# Your objective:
How many lines of these entries include the string "circle"? State the number alone.

# Entries shown:
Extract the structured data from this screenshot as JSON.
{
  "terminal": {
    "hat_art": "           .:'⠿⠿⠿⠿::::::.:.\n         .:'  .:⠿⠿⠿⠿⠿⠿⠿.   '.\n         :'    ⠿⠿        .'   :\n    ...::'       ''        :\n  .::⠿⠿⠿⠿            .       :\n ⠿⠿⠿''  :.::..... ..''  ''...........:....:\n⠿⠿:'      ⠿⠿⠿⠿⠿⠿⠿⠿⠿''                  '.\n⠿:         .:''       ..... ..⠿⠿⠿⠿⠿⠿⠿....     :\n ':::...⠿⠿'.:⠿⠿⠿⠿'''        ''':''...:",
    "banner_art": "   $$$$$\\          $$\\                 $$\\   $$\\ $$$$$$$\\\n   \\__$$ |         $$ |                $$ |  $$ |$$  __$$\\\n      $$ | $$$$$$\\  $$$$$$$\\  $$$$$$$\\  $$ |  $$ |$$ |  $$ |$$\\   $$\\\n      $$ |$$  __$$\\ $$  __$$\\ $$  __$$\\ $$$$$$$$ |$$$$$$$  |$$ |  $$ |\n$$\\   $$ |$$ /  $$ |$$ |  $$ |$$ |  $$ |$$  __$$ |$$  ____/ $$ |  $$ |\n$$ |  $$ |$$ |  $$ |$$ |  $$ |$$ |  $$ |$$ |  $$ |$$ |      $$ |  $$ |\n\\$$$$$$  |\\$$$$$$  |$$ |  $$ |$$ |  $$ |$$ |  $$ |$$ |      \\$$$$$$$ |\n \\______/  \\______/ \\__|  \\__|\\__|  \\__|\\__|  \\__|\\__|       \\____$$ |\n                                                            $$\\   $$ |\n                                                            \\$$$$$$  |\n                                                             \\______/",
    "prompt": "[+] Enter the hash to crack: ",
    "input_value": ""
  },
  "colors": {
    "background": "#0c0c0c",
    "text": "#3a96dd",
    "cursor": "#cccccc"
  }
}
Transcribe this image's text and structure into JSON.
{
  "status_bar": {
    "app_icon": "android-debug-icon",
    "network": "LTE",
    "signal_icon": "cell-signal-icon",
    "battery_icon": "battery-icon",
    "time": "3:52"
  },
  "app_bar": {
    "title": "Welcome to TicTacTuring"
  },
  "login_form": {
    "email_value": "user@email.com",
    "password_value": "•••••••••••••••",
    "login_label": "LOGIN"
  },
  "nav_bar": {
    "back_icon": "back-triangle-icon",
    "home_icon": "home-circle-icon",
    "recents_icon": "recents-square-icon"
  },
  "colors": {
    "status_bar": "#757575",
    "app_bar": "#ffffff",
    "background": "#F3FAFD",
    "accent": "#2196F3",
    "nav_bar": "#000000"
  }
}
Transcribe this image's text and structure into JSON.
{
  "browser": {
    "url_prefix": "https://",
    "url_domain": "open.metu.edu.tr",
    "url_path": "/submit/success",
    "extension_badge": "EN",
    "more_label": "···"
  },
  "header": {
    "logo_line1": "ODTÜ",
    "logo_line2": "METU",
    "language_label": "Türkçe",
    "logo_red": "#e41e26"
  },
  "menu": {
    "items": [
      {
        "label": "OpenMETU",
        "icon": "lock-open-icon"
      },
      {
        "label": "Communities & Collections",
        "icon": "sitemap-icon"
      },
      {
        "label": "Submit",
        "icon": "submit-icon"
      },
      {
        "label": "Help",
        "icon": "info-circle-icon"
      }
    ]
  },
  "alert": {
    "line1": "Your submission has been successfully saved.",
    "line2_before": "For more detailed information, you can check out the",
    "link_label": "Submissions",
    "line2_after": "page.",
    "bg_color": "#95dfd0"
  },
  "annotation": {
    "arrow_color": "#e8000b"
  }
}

# Written answer:
2